It’s that time of the year – when families fall apart, when Facebook turns into a war-zone and when superstitions hit the roof.
Yesterday’s game against RR at Eden garden, CSK lost the match. And that very night, Mr. Anush, a resident of GG Nagar, Chennai lost his family and home.
No, his family is alive – he’s just been ousted.
“We’re typically not a very superstitious family. We cut nails after 8 pm, we eat non-veg on Fridays, we even start new beginnings during rahukalam,” his father stated vehemently.
“But everything changes in April & May. Two years ago, my brother had to laugh non-stop for 43 minutes because his first laugh resulted in Bravo hitting a six.
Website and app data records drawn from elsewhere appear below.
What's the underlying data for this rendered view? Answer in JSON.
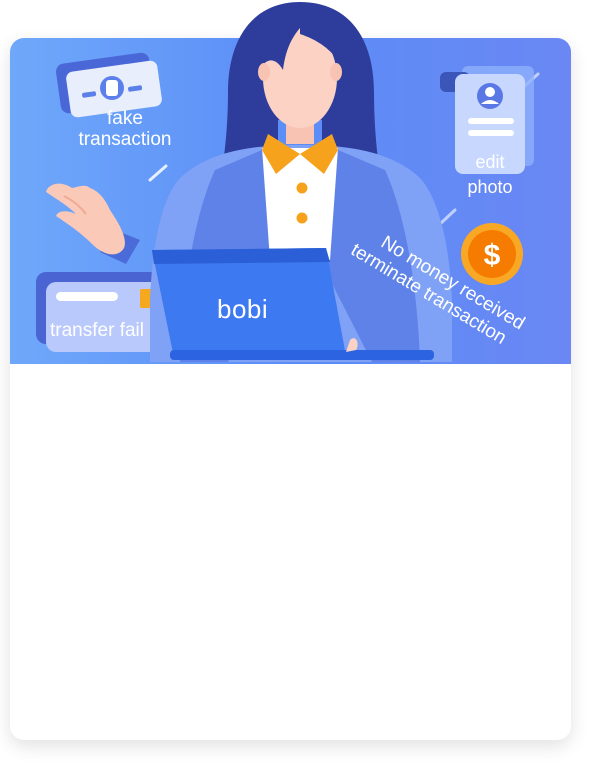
{
  "banner": {
    "labels": {
      "fake_line1": "fake",
      "fake_line2": "transaction",
      "edit_line1": "edit",
      "edit_line2": "photo",
      "transfer": "transfer fail",
      "brand": "bobi",
      "nomoney_line1": "No money received",
      "nomoney_line2": "terminate transaction"
    },
    "icons": [
      "banknote-icon",
      "profile-document-icon",
      "bank-card-icon",
      "dollar-coin-icon",
      "laptop-icon",
      "waving-hand-icon"
    ],
    "colors": {
      "gradient_start": "#6fa8fa",
      "gradient_end": "#6a87f3",
      "hair": "#2f3c9e",
      "collar": "#f5a623",
      "coin": "#f6a01a",
      "laptop": "#3d7bf2"
    }
  }
}
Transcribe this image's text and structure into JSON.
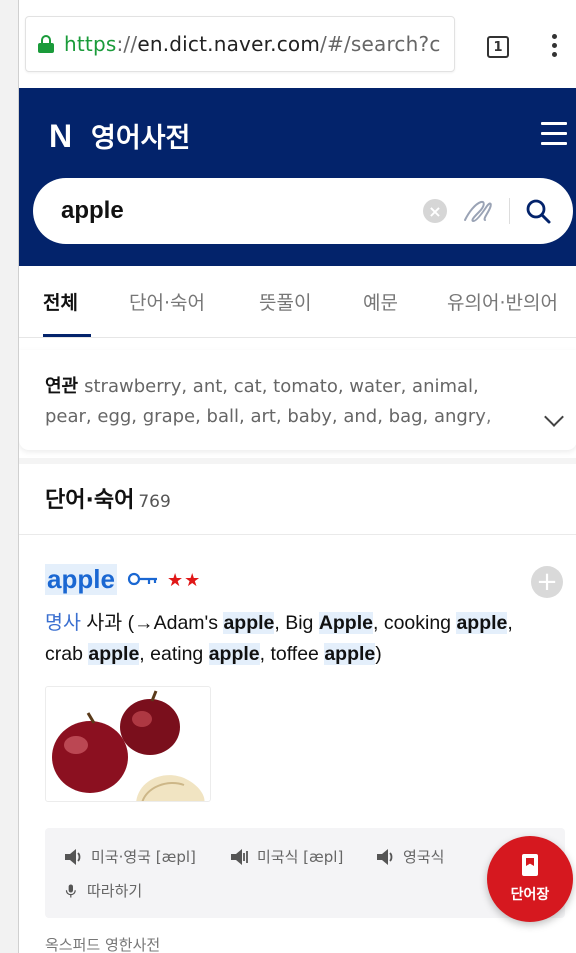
{
  "browser": {
    "url_scheme": "https",
    "url_rest_before_host": "://",
    "url_host": "en.dict.naver.com",
    "url_path": "/#/search?c",
    "tab_count": "1"
  },
  "header": {
    "logo": "N",
    "title": "영어사전"
  },
  "search": {
    "query": "apple"
  },
  "tabs": [
    {
      "label": "전체"
    },
    {
      "label": "단어·숙어"
    },
    {
      "label": "뜻풀이"
    },
    {
      "label": "예문"
    },
    {
      "label": "유의어·반의어"
    }
  ],
  "related": {
    "label": "연관",
    "line1": "strawberry,  ant,  cat,  tomato,  water,  animal,",
    "line2": "pear,  egg,  grape,  ball,  art,  baby,  and,  bag,  angry,"
  },
  "section": {
    "title": "단어·숙어",
    "count": "769"
  },
  "entry": {
    "word": "apple",
    "stars": "★★",
    "pos": "명사",
    "meaning_ko": " 사과 (→Adam's ",
    "hl1": "apple",
    "t1": ", Big ",
    "hl2": "Apple",
    "t2": ", cooking ",
    "hl3": "apple",
    "t3": ",",
    "t4": "crab ",
    "hl4": "apple",
    "t5": ", eating ",
    "hl5": "apple",
    "t6": ", toffee ",
    "hl6": "apple",
    "t7": ")"
  },
  "audio": {
    "us_uk": "미국·영국 [æpl]",
    "us": "미국식 [æpl]",
    "uk": "영국식",
    "repeat": "따라하기"
  },
  "fab": {
    "label": "단어장"
  },
  "bottom": {
    "text": "옥스퍼드 영한사전"
  },
  "colors": {
    "header_bg": "#03236b",
    "accent_blue": "#1a67d2",
    "star_red": "#e01717",
    "fab_red": "#d6181f",
    "secure_green": "#1a9b3a"
  }
}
Previously, Anush had to watch an entire innings with one eye closed, and once I had to keep my hands over my head for more than 6 overs. Every single time, our efforts paid off”
His house turns into London-London-statue-mode when their team plays well.
Last Saturday, however, his only son Anush wasn’t so lucky.
“We were all frozen to our seats. At one point, due to my awkward seating position, I developed pins and needles in my foot. After 32 minutes of maintaining that posture, I couldn’t handle it. I moved. And Dhoni got out. All hell broke loose. It was terrible. My family, not daring to move much, made a collective decision to throw me, the traitor, out of the house immediately. What can I say? I deserved it.”
Anush had to stay at his friend’s house for 3 days. He has now found a Men’s PG near his office. He hopes his family takes him back if CSK their next match.
Anush is not the only victim of the IPL craze. A lot of families take it very seriously.
“My father cut ties with his very own sister because she supports SRH,” says 26 year old Gopi from Mumbai.
Vanitha’s grandmother breaks a coconut in the temple before every RCB match. “Of course, it’s not like Kohli’s efforts don’t matter. We just feel it’s the combined force of all the supporters. We take our responsibilities very seriously,” she said, seated with one foot folded.
We can only hope that the Gods above are keeping as much a close eye on the statue-ed participants as they are on the actual players on field.